Bernard Salt, aka Australian columnist, aka the man who started Avogeddon last week, seems to have developed a taste for controversy (or at least, for raising the ire of Australians younger than him). Whatever the case, he has penned another think piece on “hipsters”, brunch and housing.

In the column, he has a theory that by tracking the city’s coolest cafes, you can figure out where residential property values are likely to rise.

Taking results from user-ratings site Zomato (formerly Urbanspoon), Salt compares the current top-rated cafes in Melbourne, Sydney and Brisbane alongside the top ratings this time last year, taking care to point out this is a theory he has been fostering for some time.

By multiplying Zomato’s rating by the total number of votes, Salt comes up withsomething called the “Cool Cafe Index (CCI)”. Through this, he finds the top 10 coolest cafes in Sydney are spilling from what he calls “traditional hipster” suburbs, to new locales.

In October 2015 in Sydney, the most highly rated cafes were in Surry Hills.

This year, Salt's top 10 includes "new" areas such as Newtown and Parramatta.

“Hipsters are on the move; they are being spun off as if by some centrifugal force beyond the inner suburbs and into the Hills Hoist heartland,” Salt writes.

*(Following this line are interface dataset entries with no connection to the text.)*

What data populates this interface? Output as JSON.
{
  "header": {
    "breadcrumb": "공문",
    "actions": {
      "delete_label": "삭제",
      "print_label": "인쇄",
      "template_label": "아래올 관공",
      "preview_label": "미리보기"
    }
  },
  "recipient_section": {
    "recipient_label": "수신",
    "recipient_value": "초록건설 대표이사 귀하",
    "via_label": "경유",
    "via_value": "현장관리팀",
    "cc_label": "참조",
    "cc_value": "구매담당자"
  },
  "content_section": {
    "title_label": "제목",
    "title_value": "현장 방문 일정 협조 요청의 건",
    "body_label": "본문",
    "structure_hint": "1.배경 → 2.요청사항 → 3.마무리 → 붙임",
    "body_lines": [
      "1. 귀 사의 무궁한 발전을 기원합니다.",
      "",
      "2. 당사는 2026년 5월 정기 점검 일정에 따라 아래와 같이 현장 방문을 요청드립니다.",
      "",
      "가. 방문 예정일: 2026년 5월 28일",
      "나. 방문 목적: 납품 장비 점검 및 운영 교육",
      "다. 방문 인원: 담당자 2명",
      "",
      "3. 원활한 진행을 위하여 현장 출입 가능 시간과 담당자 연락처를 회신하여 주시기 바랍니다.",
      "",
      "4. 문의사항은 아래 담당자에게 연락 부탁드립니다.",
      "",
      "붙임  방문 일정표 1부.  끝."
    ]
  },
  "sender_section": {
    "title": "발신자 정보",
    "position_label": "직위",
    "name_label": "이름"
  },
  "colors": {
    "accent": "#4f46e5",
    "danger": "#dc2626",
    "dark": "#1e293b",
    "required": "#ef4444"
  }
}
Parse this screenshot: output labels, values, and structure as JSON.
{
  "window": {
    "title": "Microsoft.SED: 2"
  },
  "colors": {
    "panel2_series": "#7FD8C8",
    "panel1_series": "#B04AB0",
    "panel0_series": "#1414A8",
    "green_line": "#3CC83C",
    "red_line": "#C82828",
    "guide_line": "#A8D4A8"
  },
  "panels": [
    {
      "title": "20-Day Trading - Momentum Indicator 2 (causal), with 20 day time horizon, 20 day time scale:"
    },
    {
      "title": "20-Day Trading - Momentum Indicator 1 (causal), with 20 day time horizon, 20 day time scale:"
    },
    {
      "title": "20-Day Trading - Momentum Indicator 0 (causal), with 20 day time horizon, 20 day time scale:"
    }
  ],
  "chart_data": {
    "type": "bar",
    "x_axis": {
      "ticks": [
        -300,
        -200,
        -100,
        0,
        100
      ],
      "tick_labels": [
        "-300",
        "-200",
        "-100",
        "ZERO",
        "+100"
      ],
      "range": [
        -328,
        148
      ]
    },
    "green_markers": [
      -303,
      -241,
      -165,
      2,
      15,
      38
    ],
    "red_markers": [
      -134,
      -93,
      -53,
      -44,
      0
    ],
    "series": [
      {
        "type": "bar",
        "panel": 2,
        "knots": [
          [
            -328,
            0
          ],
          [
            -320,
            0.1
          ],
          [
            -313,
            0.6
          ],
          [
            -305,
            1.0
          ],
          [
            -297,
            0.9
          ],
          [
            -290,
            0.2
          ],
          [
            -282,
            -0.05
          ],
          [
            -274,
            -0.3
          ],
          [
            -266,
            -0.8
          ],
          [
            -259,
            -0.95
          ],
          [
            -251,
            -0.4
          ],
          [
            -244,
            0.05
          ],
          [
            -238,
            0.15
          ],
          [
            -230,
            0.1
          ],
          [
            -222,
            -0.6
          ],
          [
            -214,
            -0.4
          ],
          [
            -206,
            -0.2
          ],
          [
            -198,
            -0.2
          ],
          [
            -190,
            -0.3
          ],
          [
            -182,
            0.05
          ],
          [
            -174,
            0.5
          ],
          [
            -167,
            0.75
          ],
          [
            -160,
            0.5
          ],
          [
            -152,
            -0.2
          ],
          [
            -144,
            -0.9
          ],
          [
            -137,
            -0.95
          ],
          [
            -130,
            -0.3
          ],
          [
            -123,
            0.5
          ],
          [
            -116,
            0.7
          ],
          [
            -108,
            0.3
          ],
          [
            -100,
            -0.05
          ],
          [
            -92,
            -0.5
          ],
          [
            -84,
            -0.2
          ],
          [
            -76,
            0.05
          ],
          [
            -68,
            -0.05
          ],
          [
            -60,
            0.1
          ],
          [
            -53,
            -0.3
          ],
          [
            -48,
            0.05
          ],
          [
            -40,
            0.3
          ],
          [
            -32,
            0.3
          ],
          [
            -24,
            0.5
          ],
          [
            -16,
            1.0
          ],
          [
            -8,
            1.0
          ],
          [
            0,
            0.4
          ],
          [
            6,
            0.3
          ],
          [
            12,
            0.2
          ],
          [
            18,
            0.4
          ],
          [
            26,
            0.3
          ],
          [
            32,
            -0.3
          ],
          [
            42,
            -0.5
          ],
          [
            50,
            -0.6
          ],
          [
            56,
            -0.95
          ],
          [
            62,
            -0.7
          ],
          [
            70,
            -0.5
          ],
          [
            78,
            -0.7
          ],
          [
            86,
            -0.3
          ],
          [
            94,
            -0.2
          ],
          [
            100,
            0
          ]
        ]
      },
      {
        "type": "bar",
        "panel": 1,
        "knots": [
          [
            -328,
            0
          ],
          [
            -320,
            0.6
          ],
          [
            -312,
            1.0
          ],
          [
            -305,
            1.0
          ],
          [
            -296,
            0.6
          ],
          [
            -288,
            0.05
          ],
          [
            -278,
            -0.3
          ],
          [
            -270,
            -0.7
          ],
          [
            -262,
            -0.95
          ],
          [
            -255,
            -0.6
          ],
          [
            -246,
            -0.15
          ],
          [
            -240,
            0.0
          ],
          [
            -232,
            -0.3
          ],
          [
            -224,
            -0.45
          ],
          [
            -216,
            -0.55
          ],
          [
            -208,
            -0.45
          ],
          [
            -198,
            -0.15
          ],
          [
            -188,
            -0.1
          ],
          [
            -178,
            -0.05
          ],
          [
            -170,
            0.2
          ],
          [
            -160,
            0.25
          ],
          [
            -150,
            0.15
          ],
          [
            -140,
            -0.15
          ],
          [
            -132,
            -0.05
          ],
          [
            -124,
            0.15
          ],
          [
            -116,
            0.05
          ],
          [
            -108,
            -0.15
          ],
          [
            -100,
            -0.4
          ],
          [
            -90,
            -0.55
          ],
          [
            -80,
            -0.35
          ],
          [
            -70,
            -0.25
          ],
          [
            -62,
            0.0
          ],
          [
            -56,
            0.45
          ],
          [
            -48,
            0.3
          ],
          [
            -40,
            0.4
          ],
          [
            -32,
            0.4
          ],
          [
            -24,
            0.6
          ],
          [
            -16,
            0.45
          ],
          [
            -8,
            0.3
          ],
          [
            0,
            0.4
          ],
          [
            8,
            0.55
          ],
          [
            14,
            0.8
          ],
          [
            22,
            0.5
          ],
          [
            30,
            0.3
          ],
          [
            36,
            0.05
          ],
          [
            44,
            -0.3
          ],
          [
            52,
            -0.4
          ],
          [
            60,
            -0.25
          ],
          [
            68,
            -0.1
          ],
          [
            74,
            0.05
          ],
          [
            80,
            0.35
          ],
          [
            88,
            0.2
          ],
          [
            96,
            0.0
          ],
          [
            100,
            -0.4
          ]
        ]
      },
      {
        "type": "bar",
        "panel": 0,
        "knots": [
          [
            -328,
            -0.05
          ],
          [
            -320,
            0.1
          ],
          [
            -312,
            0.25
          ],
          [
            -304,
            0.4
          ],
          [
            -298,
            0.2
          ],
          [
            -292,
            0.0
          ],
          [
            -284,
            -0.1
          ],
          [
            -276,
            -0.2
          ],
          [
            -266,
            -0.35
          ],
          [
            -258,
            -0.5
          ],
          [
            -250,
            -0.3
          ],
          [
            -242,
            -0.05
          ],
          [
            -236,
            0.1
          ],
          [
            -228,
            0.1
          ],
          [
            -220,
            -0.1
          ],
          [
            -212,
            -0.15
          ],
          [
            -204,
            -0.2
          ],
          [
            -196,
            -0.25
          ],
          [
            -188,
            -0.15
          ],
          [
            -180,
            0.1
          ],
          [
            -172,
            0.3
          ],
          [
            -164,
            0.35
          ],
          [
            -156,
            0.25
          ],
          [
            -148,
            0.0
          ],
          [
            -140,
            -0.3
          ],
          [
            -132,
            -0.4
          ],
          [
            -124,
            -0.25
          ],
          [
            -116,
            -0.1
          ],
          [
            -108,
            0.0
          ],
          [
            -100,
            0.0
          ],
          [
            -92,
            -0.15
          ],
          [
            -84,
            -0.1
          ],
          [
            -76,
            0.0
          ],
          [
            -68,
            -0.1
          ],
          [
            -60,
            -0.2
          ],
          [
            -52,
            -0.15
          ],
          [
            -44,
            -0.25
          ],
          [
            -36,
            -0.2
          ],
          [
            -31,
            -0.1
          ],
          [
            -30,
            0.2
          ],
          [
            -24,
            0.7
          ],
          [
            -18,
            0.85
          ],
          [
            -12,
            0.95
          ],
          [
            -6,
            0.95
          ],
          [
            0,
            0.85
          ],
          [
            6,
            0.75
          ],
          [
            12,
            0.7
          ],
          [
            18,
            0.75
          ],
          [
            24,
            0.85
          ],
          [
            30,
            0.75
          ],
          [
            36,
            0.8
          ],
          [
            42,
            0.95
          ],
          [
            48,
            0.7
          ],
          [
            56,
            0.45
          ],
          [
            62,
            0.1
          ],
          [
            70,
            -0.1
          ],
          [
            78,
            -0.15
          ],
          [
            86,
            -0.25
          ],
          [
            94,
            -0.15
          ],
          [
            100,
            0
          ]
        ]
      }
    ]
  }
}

While he brings up an interesting concept, the problem is it’s not clear who he’s talking about. Who are hipsters? What does this vague catch-all term mean in 2016? Are they milliennials? Are they people who eat at cafes? Are they people who eat avocado on toast at $22 a pop? Where is this $22 avocado toast? Can we try some? Why is Bernard Salt withholding this secret luxury avocado experience from the hipsters?

Assuming high Zomato rankings equal “cool factor” is not without problems. User-generated review sites are an ongoing issue for hospitality owners, as venue pages can often be populated with paid, biased or unfair reviews.

If Salt is right, maybe we should start downvoting our favourite cafes and kill two birds with one stone: drive down housing prices and queues at the same time.